DATA IN THIS EXERCISE
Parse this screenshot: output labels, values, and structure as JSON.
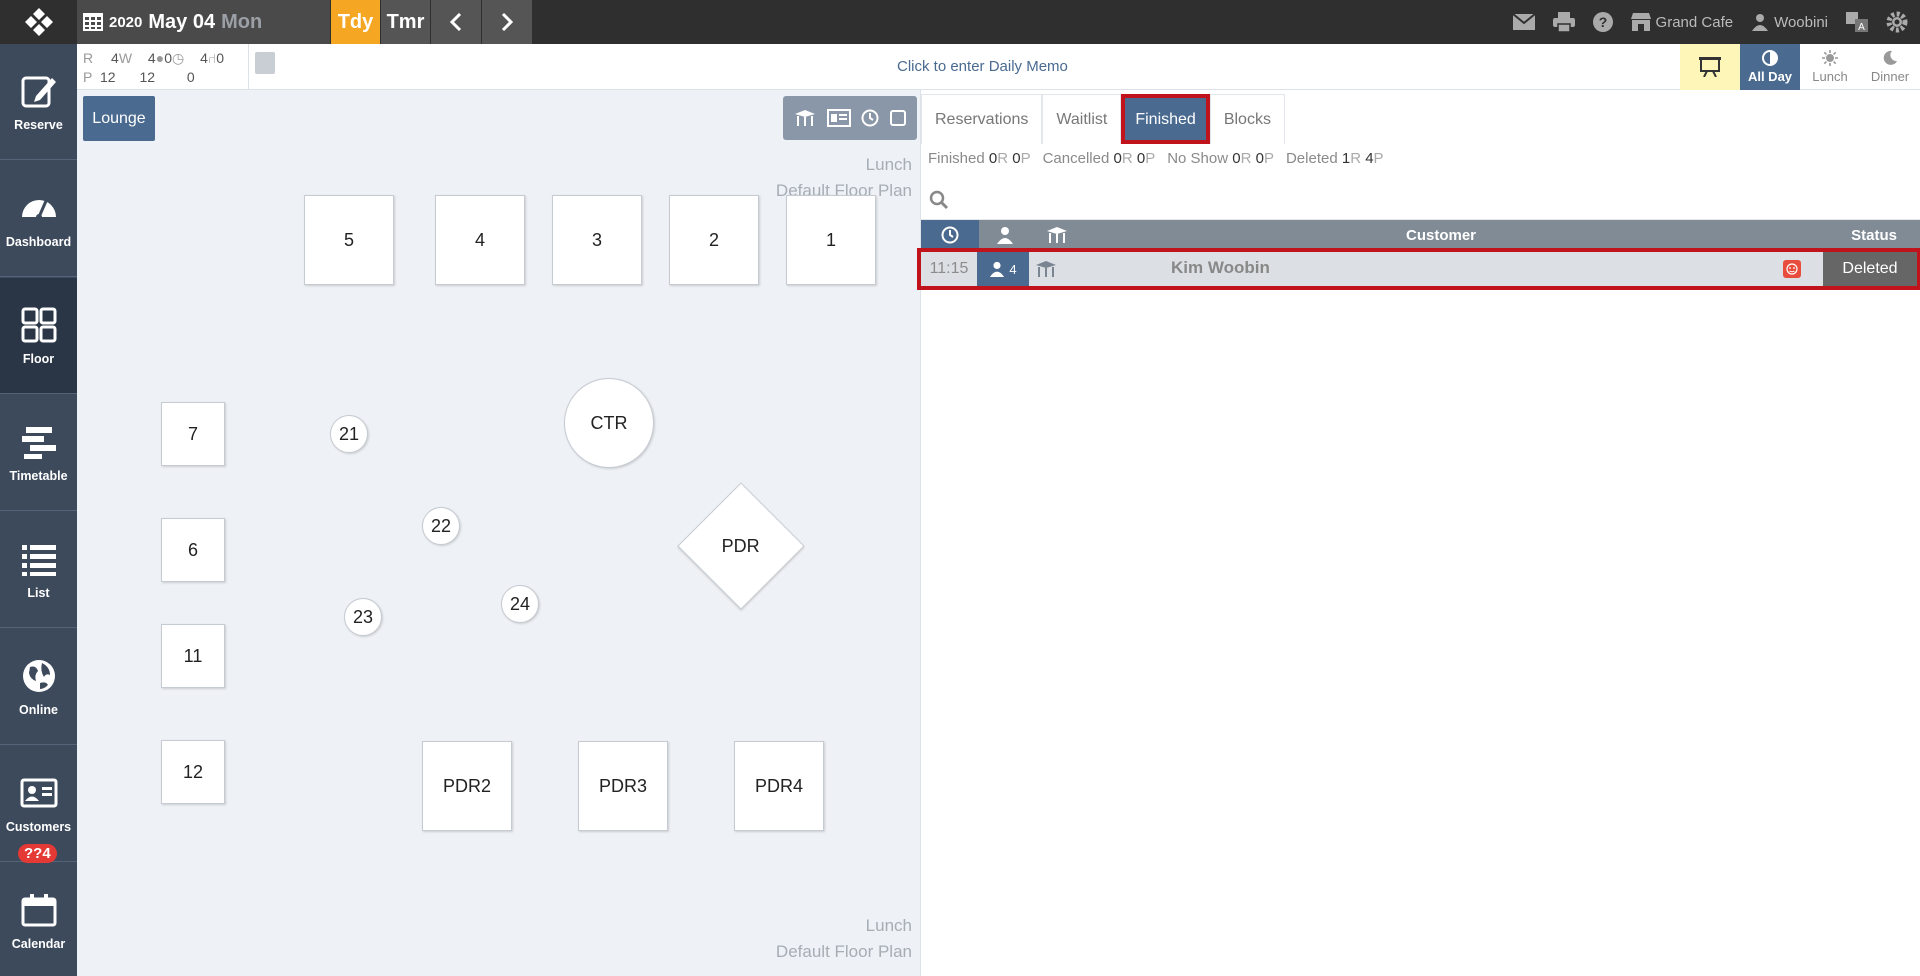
{
  "header": {
    "date_year": "2020",
    "date_monthday": "May 04",
    "date_dow": "Mon",
    "today_label": "Tdy",
    "tomorrow_label": "Tmr",
    "restaurant": "Grand Cafe",
    "user": "Woobini"
  },
  "sidebar": {
    "items": [
      {
        "label": "Reserve",
        "icon": "edit-icon"
      },
      {
        "label": "Dashboard",
        "icon": "gauge-icon"
      },
      {
        "label": "Floor",
        "icon": "grid-icon"
      },
      {
        "label": "Timetable",
        "icon": "timetable-icon"
      },
      {
        "label": "List",
        "icon": "list-icon"
      },
      {
        "label": "Online",
        "icon": "globe-icon"
      },
      {
        "label": "Customers",
        "icon": "id-card-icon"
      },
      {
        "label": "Calendar",
        "icon": "calendar-icon"
      }
    ],
    "calendar_badge": "??4"
  },
  "counts": {
    "r_label": "R",
    "r1": "4",
    "w_label": "W",
    "w": "4",
    "online": "0",
    "clock": "0",
    "chair_r": "4",
    "seat_r": "0",
    "p_label": "P",
    "p1": "12",
    "p2": "12",
    "p3": "0",
    "p4": "12",
    "p5": "0"
  },
  "memo": "Click to enter Daily Memo",
  "shifts": [
    {
      "label": "All Day",
      "icon": "half-circle-icon"
    },
    {
      "label": "Lunch",
      "icon": "sun-icon"
    },
    {
      "label": "Dinner",
      "icon": "moon-icon"
    }
  ],
  "floor": {
    "area_tab": "Lounge",
    "label_shift": "Lunch",
    "label_plan": "Default Floor Plan",
    "tables": [
      "5",
      "4",
      "3",
      "2",
      "1",
      "7",
      "21",
      "CTR",
      "22",
      "PDR",
      "6",
      "24",
      "23",
      "11",
      "12",
      "PDR2",
      "PDR3",
      "PDR4"
    ]
  },
  "tabs": [
    "Reservations",
    "Waitlist",
    "Finished",
    "Blocks"
  ],
  "stats": {
    "finished_label": "Finished",
    "finished_r": "0",
    "finished_p": "0",
    "cancelled_label": "Cancelled",
    "cancelled_r": "0",
    "cancelled_p": "0",
    "noshow_label": "No Show",
    "noshow_r": "0",
    "noshow_p": "0",
    "deleted_label": "Deleted",
    "deleted_r": "1",
    "deleted_p": "4",
    "r_unit": "R",
    "p_unit": "P"
  },
  "table_header": {
    "customer": "Customer",
    "status": "Status"
  },
  "rows": [
    {
      "time": "11:15",
      "party": "4",
      "name": "Kim Woobin",
      "status": "Deleted"
    }
  ],
  "colors": {
    "accent": "#4a6a90",
    "today": "#f5a623",
    "highlight": "#c0131b"
  }
}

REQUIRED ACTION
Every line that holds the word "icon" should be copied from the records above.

REPLY TO THE TASK
        "icon": "edit-icon"
        "icon": "gauge-icon"
        "icon": "grid-icon"
        "icon": "timetable-icon"
        "icon": "list-icon"
        "icon": "globe-icon"
        "icon": "id-card-icon"
        "icon": "calendar-icon"
      "icon": "half-circle-icon"
      "icon": "sun-icon"
      "icon": "moon-icon"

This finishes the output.